▶ **Exercise**: Among the entries below, find the lines with the word "variant" and return them.

Excerpts from an interface dataset:
----------
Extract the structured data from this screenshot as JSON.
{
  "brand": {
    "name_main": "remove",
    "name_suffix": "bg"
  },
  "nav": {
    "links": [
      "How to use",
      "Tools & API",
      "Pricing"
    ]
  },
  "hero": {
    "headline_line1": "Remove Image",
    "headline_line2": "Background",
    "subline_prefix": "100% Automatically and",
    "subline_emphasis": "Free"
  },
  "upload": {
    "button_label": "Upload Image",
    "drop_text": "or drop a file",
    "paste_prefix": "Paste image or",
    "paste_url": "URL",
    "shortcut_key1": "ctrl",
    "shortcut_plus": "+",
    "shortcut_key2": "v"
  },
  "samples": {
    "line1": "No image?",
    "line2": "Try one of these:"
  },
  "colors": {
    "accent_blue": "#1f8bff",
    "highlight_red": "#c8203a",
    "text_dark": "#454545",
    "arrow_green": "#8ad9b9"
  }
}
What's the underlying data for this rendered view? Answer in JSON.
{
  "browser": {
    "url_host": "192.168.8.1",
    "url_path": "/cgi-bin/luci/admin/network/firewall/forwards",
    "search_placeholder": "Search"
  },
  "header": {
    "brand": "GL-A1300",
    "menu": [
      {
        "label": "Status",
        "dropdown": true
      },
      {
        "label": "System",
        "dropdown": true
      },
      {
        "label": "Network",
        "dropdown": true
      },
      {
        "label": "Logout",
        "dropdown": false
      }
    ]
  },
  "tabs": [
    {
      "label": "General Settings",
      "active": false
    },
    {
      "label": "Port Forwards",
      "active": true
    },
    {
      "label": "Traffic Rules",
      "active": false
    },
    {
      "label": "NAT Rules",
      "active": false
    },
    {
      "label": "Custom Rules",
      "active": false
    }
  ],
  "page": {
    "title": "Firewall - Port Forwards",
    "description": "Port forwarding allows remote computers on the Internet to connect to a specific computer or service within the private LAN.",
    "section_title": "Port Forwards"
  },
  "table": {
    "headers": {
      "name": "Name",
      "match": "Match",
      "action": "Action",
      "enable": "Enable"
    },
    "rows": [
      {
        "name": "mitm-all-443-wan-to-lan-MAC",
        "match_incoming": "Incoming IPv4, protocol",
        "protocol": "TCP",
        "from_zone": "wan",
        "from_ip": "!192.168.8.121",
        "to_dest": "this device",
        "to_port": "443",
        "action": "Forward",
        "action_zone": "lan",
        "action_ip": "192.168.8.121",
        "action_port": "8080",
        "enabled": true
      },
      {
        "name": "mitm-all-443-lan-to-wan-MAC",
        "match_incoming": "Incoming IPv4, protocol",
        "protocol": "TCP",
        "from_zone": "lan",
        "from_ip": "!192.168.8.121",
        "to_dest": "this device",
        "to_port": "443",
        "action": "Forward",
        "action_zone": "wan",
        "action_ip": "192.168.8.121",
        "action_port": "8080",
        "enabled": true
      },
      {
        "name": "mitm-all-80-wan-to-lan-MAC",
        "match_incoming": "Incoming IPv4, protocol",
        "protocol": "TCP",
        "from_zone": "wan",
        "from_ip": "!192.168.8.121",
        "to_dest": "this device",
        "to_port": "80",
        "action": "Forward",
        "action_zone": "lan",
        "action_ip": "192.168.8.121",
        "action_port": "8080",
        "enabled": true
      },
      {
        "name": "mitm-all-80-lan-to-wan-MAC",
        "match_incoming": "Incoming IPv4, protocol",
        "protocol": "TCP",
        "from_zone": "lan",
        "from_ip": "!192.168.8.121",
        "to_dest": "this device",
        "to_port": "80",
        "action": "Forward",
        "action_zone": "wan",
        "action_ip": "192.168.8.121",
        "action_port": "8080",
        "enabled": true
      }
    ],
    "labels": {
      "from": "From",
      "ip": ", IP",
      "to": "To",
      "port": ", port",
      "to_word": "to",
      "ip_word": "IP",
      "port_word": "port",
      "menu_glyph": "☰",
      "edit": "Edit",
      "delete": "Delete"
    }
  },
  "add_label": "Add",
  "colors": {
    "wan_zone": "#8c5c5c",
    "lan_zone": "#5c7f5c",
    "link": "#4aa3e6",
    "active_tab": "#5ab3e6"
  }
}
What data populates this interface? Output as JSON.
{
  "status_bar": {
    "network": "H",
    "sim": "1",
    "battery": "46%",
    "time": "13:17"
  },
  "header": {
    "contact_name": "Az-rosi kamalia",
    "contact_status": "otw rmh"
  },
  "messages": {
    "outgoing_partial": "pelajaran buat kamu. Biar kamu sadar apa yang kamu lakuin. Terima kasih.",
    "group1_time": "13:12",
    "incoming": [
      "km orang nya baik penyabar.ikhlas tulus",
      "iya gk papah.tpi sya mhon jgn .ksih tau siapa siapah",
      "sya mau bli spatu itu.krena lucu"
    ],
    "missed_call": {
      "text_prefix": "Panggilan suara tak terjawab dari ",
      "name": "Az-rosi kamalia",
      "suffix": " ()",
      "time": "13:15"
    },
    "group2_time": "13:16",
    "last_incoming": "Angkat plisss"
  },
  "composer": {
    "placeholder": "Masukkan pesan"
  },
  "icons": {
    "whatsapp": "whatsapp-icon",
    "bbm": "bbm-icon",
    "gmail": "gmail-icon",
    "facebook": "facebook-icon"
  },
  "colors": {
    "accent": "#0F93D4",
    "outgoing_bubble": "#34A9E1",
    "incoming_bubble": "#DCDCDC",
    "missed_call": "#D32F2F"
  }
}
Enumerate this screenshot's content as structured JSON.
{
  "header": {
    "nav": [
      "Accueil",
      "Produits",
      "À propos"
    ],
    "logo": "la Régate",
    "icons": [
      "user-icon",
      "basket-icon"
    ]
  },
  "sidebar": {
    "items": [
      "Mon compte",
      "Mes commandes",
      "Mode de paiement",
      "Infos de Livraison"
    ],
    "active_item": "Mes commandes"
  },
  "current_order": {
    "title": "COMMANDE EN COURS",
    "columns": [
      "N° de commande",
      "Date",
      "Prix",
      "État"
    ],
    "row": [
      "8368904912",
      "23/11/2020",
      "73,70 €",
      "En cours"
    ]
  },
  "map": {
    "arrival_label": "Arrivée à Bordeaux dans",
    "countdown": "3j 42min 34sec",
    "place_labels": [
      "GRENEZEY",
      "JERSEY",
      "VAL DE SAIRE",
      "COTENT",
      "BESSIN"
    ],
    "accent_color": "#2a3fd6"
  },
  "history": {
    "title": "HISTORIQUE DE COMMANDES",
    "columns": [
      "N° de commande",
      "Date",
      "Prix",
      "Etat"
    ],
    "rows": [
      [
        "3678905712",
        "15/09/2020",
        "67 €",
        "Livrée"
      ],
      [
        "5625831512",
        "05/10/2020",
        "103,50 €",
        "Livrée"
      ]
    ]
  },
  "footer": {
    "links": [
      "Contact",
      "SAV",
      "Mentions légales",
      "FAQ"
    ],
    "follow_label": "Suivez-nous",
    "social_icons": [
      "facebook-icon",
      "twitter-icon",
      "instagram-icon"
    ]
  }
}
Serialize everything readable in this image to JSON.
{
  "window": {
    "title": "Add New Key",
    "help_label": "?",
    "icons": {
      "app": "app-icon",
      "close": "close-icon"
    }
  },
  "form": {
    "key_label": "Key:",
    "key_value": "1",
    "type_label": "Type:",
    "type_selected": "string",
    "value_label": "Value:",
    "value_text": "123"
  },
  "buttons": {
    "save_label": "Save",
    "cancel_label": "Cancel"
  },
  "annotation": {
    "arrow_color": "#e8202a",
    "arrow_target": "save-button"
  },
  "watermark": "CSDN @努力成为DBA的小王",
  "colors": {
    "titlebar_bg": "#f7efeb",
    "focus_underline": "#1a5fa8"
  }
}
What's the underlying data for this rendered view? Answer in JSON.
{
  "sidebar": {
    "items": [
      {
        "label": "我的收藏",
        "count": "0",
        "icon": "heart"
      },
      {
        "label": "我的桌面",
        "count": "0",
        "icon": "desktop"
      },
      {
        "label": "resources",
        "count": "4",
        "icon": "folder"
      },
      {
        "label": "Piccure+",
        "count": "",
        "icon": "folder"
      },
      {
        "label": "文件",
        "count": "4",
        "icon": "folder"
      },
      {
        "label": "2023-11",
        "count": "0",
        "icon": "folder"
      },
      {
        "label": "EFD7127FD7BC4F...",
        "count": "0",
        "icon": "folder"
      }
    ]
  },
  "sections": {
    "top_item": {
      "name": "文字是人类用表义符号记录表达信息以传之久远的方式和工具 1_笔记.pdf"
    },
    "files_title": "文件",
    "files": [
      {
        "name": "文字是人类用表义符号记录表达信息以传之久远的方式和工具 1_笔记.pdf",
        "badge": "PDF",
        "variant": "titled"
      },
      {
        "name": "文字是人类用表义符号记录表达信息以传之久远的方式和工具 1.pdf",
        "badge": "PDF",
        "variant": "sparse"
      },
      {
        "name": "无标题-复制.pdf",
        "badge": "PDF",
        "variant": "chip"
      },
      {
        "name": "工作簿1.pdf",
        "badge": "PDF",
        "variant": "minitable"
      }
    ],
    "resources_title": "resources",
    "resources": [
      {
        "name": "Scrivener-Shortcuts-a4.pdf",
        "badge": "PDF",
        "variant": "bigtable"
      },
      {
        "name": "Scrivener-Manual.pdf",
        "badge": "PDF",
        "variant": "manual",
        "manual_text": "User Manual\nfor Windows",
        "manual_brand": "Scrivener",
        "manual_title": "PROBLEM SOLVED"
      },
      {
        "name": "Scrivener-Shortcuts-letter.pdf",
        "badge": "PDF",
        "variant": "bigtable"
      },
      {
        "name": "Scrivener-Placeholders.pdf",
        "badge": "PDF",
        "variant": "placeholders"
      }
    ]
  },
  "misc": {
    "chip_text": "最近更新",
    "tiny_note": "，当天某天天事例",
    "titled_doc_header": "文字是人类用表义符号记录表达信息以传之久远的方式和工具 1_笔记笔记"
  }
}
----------
▶ **Response to this exercise**:
        "variant": "titled"
        "variant": "sparse"
        "variant": "chip"
        "variant": "minitable"
        "variant": "bigtable"
        "variant": "manual",
        "variant": "bigtable"
        "variant": "placeholders"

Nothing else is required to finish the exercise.